Feb 28, 2020 - Mar 1, 2020
Location: Novant Health

Feb 28, 2020 - Mar 1, 2020
Location: Rex Hospital

Feb 28, 2020 - Feb 29, 2020
Location: Rex Hospital

Mar 6, 2020 - Mar 8, 2020
Location: 360 Sports Medicine & Aquatic Rehabilitation Centers

Mar 6, 2020 - Mar 8, 2020
Location: Heart of the Rockies Regional Medical Center

Mar 6, 2020 - Mar 8, 2020
Location: University of Missouri-Smiley Lane Therapy Services

Mar 6, 2020 - Mar 8, 2020
Location: Princeton Healthcare System

Mar 6, 2020 - Mar 8, 2020
Location: Ochsner Health System

Mar 6, 2020 - Mar 8, 2020
Location: Spectrum Health System

Mar 7, 2020 - Mar 8, 2020
Location: Veterans Administration - Salt Lake City

Mar 7, 2020 - Mar 8, 2020
Location: GWUH Outpatient Rehabilitation Center

Mar 13, 2020 - Mar 15, 2020
Location: Sentara Therapy Center - Princess Anne
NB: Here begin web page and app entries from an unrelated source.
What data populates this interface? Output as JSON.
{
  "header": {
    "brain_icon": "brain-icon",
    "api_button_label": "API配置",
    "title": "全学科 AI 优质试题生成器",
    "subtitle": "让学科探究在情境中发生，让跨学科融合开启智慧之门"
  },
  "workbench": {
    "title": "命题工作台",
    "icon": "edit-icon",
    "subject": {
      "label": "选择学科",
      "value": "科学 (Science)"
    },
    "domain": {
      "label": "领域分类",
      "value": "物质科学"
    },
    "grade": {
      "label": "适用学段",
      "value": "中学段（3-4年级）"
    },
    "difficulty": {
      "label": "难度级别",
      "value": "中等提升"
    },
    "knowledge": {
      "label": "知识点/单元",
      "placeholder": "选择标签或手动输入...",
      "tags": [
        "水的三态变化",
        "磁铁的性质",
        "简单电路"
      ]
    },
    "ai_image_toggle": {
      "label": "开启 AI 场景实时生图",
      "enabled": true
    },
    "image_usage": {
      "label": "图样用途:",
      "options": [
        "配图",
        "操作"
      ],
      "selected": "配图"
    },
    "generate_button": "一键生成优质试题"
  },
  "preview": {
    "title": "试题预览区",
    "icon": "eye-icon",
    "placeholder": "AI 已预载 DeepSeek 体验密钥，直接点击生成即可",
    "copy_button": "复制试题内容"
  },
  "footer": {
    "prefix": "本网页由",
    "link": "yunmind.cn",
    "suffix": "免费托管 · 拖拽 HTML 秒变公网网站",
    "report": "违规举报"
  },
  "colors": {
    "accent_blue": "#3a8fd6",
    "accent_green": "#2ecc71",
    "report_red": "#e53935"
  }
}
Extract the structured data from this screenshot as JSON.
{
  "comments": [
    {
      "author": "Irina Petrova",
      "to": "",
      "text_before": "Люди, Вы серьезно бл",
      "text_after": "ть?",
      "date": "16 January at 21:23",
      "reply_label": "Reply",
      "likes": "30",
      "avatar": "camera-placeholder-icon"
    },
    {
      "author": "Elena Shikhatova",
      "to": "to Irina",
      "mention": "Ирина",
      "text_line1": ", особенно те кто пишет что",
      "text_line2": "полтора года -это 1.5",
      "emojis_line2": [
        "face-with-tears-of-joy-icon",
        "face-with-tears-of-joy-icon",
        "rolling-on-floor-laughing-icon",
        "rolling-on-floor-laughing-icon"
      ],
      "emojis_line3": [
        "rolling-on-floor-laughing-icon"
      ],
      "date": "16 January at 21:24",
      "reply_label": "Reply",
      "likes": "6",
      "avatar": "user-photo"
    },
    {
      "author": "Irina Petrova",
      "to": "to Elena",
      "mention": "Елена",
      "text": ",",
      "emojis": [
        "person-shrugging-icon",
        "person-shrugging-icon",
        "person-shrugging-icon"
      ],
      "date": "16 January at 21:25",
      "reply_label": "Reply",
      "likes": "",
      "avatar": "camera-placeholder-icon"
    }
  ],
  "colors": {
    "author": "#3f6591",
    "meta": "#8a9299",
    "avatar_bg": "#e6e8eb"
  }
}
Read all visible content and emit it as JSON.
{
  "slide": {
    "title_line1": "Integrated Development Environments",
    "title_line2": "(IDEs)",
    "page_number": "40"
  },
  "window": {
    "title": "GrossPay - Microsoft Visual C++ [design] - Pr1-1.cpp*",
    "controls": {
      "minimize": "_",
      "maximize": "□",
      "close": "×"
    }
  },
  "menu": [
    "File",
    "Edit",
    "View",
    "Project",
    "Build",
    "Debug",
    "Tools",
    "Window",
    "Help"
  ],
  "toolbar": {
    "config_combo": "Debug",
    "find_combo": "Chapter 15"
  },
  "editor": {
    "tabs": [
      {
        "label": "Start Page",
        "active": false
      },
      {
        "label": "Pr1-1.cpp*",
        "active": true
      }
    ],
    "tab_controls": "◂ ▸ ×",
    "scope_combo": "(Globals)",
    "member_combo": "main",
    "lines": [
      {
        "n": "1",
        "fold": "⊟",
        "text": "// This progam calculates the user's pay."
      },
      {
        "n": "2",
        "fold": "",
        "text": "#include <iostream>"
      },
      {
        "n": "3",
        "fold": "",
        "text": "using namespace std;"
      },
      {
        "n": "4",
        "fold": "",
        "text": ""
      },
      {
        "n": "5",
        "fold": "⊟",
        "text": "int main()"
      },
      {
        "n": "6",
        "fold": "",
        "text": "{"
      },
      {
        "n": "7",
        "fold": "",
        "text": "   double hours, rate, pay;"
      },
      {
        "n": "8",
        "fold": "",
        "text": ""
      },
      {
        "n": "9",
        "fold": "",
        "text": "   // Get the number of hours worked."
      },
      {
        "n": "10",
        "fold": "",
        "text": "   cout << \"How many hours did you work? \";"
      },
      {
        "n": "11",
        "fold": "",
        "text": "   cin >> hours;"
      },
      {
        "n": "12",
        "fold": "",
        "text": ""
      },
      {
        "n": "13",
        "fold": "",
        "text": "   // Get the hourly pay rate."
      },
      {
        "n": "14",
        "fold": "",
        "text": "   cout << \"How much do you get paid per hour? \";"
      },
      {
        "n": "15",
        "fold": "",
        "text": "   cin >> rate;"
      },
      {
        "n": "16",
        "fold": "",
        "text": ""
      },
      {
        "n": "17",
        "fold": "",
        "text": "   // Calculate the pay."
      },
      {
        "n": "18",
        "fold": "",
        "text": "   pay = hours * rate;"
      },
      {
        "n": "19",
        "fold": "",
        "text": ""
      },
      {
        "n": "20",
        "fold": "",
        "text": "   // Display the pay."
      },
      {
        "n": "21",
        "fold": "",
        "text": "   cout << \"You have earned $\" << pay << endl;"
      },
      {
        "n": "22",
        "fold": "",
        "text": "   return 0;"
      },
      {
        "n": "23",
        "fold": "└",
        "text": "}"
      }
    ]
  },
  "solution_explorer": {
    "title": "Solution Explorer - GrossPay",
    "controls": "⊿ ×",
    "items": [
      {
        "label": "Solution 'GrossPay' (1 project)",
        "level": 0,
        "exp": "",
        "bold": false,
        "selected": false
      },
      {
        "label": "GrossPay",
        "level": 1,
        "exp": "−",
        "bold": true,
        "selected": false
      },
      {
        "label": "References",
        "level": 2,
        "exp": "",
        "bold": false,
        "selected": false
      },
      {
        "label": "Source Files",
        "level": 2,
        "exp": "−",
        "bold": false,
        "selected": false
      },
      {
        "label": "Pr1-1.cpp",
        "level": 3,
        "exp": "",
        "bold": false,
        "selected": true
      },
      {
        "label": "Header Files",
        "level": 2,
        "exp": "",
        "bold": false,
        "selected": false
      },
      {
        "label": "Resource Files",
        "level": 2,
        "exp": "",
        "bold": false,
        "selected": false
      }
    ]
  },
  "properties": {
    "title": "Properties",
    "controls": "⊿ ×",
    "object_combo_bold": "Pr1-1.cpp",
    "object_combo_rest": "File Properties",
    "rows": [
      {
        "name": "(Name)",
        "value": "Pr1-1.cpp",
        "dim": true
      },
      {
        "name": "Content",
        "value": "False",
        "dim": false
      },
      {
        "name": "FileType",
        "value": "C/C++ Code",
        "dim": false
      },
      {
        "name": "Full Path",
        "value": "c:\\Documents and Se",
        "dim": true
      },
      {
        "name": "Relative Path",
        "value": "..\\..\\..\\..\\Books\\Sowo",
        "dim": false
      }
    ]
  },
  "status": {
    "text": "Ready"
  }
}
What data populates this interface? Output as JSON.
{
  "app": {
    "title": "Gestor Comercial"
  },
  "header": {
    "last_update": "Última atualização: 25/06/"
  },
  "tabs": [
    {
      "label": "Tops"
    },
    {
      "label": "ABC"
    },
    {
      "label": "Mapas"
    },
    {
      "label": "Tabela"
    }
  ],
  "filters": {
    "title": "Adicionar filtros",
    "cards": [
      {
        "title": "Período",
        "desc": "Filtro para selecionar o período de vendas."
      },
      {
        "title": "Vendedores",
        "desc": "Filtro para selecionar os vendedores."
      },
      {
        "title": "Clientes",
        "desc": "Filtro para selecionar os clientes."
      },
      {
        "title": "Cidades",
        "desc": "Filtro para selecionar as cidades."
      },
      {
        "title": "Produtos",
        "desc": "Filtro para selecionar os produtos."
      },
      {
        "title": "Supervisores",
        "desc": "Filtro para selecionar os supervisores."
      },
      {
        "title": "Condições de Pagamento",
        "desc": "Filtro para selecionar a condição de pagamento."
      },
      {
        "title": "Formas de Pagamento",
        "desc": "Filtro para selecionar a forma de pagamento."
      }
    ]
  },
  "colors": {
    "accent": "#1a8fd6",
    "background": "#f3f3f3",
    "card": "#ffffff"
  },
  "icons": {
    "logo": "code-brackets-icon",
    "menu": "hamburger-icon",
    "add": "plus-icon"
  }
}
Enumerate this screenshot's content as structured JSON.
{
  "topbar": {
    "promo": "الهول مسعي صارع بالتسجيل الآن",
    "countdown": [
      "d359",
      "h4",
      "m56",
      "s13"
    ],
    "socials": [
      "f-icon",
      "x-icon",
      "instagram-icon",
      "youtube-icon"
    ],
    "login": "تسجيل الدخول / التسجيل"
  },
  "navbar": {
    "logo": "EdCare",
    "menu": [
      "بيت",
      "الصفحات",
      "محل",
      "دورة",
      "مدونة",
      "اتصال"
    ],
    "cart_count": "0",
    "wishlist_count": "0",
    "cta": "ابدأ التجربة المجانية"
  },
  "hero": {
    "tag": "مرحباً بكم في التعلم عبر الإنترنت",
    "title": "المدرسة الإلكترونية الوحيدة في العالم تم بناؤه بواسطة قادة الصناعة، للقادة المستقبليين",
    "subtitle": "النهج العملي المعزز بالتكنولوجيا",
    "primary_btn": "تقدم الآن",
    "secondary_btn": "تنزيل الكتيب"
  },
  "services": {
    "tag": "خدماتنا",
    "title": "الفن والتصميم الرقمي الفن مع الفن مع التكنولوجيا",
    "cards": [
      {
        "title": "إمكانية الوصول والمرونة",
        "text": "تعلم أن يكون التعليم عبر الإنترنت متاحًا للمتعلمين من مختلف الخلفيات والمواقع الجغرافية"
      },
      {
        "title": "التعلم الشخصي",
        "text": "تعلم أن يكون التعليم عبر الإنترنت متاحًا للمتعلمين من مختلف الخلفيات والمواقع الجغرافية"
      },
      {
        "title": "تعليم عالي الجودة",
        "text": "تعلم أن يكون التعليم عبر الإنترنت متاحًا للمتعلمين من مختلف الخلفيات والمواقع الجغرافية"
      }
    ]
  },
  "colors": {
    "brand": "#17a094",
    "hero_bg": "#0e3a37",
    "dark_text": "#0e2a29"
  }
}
Mar 13, 2020 - Mar 15, 2020
Location: Thomas Jefferson University

Mar 13, 2020 - Mar 15, 2020
Location: Franklin Pierce University

Mar 14, 2020 - Mar 15, 2020
Location: Park Nicollet Clinic--St. Louis Park

Mar 20, 2020 - Mar 22, 2020
Location: Allina Hospitals and Clinics

Mar 20, 2020 - Mar 22, 2020
Location: Comprehensive Therapy Services

Mar 20, 2020 - Mar 22, 2020
Location: Shelby Baptist Medical Center

Mar 20, 2020 - Mar 22, 2020
Location: Tri-City Medical Center

Mar 20, 2020 - Mar 22, 2020
Location: PeaceHealth- St. Joseph Medical Center

Mar 20, 2020 - Mar 22, 2020
Location: Mount Saint Mary’s University